*** Begin section ***
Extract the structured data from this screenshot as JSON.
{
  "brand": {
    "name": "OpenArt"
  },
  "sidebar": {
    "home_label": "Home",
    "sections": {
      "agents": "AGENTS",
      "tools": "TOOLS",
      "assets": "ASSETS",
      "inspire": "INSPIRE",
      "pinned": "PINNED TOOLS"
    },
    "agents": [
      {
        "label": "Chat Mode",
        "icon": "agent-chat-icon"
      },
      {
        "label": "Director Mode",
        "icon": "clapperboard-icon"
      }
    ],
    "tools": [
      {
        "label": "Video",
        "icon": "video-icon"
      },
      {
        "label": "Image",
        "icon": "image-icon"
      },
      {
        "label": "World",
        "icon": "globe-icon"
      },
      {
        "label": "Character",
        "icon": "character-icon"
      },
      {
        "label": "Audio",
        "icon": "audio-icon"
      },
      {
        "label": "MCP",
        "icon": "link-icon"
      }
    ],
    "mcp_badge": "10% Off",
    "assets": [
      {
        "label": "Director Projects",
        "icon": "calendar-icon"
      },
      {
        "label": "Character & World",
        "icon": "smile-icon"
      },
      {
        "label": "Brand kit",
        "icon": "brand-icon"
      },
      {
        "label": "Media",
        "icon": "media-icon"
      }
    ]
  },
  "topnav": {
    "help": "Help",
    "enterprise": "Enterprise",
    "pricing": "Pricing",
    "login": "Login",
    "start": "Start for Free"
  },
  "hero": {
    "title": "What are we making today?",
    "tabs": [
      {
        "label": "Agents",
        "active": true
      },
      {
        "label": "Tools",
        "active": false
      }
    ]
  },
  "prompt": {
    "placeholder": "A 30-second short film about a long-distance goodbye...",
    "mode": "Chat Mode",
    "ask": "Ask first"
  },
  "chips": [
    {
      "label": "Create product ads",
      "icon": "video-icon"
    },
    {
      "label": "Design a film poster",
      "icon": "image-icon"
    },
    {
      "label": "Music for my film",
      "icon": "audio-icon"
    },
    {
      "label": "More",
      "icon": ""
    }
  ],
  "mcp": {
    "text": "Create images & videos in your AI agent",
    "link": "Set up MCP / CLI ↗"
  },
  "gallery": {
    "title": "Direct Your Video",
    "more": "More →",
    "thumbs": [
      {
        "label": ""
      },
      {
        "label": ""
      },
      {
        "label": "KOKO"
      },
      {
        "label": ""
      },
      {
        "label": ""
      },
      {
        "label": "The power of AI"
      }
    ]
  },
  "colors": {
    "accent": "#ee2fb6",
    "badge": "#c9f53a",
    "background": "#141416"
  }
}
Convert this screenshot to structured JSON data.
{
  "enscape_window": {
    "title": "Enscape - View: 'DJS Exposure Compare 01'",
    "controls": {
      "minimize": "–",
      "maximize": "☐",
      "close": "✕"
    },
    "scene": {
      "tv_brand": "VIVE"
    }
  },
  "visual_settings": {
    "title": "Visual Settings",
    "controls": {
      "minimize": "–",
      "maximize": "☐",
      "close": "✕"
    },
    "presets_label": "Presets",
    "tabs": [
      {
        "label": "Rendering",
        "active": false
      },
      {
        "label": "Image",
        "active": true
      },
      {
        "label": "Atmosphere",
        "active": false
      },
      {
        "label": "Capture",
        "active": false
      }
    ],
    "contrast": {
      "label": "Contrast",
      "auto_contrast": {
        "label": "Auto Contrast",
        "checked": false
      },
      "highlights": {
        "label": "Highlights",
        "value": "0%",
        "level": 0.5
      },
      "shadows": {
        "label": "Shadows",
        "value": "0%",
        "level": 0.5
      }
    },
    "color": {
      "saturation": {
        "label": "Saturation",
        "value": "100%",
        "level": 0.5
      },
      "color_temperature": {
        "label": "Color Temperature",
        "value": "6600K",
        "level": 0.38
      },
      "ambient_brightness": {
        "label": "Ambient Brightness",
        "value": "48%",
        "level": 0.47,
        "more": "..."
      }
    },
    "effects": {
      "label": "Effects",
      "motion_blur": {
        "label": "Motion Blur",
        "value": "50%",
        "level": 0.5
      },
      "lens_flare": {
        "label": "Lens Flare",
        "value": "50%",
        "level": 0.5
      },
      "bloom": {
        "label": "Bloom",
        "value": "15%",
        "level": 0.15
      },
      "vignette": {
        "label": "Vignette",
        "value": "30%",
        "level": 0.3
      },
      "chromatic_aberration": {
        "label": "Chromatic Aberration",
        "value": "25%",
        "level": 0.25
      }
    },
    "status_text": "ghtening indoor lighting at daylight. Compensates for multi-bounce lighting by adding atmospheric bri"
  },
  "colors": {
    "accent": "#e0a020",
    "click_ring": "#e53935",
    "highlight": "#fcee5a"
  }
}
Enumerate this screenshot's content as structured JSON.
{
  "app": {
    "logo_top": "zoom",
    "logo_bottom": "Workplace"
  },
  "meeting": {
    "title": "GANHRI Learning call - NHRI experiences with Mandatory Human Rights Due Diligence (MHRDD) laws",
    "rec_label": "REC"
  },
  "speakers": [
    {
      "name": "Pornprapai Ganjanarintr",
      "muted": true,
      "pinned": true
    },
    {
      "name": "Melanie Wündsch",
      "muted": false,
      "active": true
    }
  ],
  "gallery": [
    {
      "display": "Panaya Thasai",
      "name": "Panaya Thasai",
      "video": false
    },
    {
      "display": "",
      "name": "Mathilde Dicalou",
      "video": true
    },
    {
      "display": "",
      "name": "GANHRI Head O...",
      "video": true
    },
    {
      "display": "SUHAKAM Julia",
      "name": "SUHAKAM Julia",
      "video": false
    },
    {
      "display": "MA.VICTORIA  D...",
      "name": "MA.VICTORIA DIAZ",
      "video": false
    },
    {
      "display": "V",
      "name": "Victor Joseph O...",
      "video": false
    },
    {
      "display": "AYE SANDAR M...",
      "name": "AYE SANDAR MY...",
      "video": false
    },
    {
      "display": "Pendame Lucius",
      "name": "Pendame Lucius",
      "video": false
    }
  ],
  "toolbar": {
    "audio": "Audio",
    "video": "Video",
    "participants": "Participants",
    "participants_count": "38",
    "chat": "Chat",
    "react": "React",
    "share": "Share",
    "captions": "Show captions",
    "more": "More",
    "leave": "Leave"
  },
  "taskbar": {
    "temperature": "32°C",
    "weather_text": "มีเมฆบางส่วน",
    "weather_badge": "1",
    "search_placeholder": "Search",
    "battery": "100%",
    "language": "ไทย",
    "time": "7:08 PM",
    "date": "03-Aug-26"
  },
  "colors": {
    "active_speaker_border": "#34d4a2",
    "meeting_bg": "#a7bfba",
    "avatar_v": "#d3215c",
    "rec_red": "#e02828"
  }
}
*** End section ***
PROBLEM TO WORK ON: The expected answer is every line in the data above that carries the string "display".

ANSWER FOR THIS EXERCISE:
      "display": "Panaya Thasai",
      "display": "",
      "display": "",
      "display": "SUHAKAM Julia",
      "display": "MA.VICTORIA  D...",
      "display": "V",
      "display": "AYE SANDAR M...",
      "display": "Pendame Lucius",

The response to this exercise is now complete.